Unbelievably, carbon nanotubes are already 27 years old.
Since then, this revolutionary material has been using its amazing properties of strength, flexibility, lightweight, and electro-conductivity, to change the world.
Or at least that was the plan.
Because, despite scientists and entrepreneurs being in possession of carbon nanotubes, fullerenes, and graphene for almost three decades, they have yet to make their expected impact. As researchers Dr. Marius Fischer of the Max Planck Institute for Innovation and Competition and Assistant Professor Raphael Zingg of Waseda University, state, “The 21st century has been hailed the nano-century, and major technological breakthroughs are expected from the control of matter at the nanoscale. However, despite its promises, nanotechnology still seems to be stuck in the status of an emerging science.”
The researchers began to wonder why there was not more commercial activity for carbon nanotubes, graphene, and other nanotech products. Concerned by this fact, they decided to study the relationship between private and public funding of research into nanotechnology, to see what effect it had on nano-tech progress.
As the nanotechnology industry journal AzoNano explains, “Dr Fischer and Professor Zingg analysed the combined data on nanotechnology patents by detecting all European patent applications in relation to nanostructures from 1991 to 2016.”
The team have now published their findings in the journal Nano Today, where they found that, “Financing and supporting collaborative environments may be key for nations to foster growth in nanotechnology. In countries where private–public patents are more frequent, the total number of nanotechnology patents is higher – a trend that seems driven by powerhouses like the US, Japan, South Korea, France, and Germany, which all have an established framework for public and private entities to work hand in hand.”
In explaining the importance of public-private partnerships, the study highlighted the success gained in French investments in nanotechnology, where it notes that, “France may serve as a poster child for how investment in collaborative environments can accelerate growth. Seeking to curve its initial lack of patent filings, France launched its Nano-Innov plan, creating clusters associating scientific research and industrial development. As a result, it appears to have built a solid network of collaborating partners, with the French National Center for Scientific Research and the French Alternative Energies and Atomic Energy Commission emerging as particularly prominent and prolific public partners.”
Similarly, the study also cites progress made in Israel, Singapore, and Brazil, where the countries have established themselves as ‘regional drivers in nanotechnology’ due to their above-average rates of private–public patents.
The study also gave specific examples of where publicly-funded research given commercial backing has reaped rewards.
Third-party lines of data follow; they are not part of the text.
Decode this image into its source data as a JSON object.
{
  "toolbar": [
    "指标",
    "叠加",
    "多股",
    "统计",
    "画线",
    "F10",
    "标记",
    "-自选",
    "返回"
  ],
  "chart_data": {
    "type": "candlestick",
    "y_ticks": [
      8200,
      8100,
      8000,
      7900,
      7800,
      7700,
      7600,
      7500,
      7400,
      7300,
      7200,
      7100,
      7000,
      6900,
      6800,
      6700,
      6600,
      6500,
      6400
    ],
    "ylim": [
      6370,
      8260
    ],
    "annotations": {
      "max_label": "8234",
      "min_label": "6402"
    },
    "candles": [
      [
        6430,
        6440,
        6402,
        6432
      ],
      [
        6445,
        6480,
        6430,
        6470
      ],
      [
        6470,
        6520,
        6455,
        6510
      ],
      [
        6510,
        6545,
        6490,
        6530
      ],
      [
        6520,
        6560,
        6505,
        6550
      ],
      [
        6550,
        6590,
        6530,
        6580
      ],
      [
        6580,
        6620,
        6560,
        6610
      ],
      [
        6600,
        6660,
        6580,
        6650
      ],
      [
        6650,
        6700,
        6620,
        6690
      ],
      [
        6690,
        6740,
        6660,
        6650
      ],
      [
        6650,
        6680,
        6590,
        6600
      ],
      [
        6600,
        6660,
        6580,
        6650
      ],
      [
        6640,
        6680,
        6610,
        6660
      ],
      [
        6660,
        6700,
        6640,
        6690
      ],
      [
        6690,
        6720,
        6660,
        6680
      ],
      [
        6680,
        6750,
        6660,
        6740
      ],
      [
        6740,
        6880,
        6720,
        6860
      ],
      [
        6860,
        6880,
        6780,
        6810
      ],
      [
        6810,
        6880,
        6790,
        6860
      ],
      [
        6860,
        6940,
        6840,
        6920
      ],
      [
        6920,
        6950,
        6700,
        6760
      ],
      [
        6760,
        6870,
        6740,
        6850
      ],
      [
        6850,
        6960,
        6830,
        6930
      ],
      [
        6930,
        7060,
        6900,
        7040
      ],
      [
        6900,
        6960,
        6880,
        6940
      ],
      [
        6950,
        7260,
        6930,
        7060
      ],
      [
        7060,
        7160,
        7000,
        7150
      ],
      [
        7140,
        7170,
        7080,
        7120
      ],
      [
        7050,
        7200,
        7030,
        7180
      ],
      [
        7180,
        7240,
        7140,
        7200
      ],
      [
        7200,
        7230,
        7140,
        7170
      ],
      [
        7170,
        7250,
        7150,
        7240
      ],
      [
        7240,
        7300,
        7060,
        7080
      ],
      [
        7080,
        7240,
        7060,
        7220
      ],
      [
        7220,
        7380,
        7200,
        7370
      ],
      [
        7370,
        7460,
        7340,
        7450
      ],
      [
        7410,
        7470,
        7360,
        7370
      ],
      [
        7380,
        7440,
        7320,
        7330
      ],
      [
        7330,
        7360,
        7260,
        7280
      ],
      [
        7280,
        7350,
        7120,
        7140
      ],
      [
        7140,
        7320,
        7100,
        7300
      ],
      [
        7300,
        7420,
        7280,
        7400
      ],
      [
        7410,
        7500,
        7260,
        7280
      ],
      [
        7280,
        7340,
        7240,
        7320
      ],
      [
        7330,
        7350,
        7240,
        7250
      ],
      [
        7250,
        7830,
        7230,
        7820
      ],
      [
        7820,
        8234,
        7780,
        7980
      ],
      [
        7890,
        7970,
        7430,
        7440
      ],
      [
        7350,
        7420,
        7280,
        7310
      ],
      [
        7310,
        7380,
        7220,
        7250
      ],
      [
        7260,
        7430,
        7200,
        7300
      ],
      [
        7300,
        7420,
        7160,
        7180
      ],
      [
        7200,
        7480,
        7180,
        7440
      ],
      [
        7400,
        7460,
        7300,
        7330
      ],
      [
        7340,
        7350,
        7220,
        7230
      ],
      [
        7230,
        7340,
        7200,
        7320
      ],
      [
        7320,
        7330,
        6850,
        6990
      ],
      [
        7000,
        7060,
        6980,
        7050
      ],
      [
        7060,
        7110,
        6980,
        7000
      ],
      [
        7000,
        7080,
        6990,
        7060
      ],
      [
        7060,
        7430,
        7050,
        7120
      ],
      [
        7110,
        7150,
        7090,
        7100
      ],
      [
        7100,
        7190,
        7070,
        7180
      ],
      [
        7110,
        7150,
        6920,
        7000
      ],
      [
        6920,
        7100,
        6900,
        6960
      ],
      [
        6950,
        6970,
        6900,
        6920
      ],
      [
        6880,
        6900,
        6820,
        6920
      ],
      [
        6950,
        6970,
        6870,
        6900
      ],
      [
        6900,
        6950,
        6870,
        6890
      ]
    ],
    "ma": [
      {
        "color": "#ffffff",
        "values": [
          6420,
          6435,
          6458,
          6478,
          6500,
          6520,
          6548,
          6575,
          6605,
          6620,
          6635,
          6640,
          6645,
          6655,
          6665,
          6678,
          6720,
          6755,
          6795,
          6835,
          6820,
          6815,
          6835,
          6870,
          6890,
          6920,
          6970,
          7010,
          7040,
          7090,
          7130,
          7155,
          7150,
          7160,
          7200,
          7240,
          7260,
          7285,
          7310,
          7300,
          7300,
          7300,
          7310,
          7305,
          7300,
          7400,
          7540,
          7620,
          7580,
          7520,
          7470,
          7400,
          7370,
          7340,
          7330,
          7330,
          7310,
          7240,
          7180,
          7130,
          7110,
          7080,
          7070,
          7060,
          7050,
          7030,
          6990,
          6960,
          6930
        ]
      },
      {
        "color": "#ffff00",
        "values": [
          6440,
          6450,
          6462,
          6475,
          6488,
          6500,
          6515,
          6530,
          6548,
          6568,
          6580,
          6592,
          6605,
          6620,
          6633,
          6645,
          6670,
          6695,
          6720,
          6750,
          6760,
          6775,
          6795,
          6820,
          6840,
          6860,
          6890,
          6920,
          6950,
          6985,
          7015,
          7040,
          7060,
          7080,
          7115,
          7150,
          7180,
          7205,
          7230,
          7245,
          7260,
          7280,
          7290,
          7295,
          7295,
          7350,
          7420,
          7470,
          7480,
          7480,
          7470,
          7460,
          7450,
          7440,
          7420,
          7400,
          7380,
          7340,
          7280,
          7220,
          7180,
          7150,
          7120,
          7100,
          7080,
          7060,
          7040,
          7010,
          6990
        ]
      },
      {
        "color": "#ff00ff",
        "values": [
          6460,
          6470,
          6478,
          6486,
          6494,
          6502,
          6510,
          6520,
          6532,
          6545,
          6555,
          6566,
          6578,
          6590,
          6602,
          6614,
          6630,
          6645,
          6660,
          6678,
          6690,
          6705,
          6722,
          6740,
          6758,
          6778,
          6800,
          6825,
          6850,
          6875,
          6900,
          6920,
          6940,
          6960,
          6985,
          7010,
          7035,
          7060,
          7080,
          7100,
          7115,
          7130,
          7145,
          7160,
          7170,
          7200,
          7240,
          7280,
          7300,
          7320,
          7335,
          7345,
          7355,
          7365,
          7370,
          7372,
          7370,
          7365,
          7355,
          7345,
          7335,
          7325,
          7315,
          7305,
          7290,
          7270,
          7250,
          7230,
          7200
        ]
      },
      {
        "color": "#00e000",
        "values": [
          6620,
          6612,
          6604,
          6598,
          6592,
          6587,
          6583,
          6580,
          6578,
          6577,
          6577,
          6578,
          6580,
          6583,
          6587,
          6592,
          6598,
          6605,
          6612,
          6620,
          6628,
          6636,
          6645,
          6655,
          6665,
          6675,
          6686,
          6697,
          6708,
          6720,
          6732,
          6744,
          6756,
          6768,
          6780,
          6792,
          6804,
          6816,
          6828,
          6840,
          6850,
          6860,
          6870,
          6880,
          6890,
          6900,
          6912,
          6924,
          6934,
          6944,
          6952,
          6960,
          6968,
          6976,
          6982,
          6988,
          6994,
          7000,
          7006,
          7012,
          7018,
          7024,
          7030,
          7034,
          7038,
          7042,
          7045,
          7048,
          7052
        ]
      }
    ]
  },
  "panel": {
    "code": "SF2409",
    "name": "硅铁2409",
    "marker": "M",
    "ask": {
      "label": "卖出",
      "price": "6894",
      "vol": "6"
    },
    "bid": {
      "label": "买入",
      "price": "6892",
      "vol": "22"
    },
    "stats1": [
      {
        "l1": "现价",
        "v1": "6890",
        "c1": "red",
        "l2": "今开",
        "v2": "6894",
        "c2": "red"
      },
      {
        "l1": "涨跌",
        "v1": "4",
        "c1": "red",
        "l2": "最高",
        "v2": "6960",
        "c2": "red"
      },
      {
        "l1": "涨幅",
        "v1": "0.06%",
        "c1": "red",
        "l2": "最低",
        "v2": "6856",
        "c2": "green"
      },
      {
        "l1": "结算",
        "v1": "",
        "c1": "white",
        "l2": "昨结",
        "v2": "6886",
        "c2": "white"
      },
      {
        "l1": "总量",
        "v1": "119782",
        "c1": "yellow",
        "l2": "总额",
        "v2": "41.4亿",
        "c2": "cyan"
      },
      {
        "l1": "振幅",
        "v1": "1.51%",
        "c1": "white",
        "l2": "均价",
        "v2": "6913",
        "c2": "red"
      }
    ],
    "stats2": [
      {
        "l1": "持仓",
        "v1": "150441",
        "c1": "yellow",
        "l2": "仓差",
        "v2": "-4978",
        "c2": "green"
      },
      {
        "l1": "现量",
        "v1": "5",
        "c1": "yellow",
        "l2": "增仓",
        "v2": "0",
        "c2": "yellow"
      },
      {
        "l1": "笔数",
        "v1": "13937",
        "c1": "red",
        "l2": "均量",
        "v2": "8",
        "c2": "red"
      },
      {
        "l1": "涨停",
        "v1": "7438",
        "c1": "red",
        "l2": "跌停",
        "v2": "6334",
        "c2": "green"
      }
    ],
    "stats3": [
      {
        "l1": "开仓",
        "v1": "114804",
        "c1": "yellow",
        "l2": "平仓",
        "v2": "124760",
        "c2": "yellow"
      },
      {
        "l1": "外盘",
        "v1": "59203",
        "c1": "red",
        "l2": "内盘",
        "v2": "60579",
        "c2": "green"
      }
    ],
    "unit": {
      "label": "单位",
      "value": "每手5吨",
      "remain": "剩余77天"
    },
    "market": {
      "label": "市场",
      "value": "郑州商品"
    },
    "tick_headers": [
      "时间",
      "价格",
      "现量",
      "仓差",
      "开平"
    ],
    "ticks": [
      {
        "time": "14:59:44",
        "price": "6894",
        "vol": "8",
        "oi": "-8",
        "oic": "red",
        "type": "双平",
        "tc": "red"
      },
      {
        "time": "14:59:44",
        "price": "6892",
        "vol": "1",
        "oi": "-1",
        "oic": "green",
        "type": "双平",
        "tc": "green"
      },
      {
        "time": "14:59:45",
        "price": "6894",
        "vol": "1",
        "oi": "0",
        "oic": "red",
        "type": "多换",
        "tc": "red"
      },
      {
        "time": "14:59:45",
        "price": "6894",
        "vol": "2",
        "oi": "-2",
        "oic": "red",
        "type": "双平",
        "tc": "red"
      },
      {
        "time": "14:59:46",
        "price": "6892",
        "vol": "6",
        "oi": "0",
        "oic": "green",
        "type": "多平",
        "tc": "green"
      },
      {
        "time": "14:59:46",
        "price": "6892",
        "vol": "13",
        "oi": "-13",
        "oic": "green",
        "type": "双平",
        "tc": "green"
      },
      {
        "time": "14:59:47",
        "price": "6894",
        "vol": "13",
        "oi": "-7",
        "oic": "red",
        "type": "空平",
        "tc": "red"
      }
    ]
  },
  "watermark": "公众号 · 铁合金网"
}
It reports on numerous multimillion-dollar investments, such as IBM’s 2009 $90 million strategic partnership with ETH Zurich; Hitachi’s sponsorship of research towards the patented methods for synthesising carbon nanotubes in cooperation with the University of Tokyo; and the $25 million research alliance between Philips and the Massachusetts Institute of Technology (MIT) in the area of lighting solutions technology. An arrangement which has already yielded a jointly owned portfolio of quantum dot technology patents, that were originally co-developed by MIT and Hewlett Packard.
As Zingg stated in a recent interview with Waseda University, “Collaborative trends in nanotechnology are reflected in the rise of private-public partnerships. The pooling of assets, know-how, and technologies provides innovators with better ways to address the challenges of innovation technology.”
If any scientific field is to advance, it needs more than the research conducted solely in universities. Instead, industry and commercial investment must play a key role for not only expanding knowledge but in developing ways to apply theoretical know-how towards solving practical problems. This research shows that, after a slow start, the nanotechnology industry is beginning to reap the rewards of an influx in private capital. Developing improved nanotechnology practices, from carbon nanotube production, graphene applications, and the expansion of nanotechnology in raw material sourcing.
Photo credit: NanoToday, Cheaptubes, EPO, Stanford, & Telegraph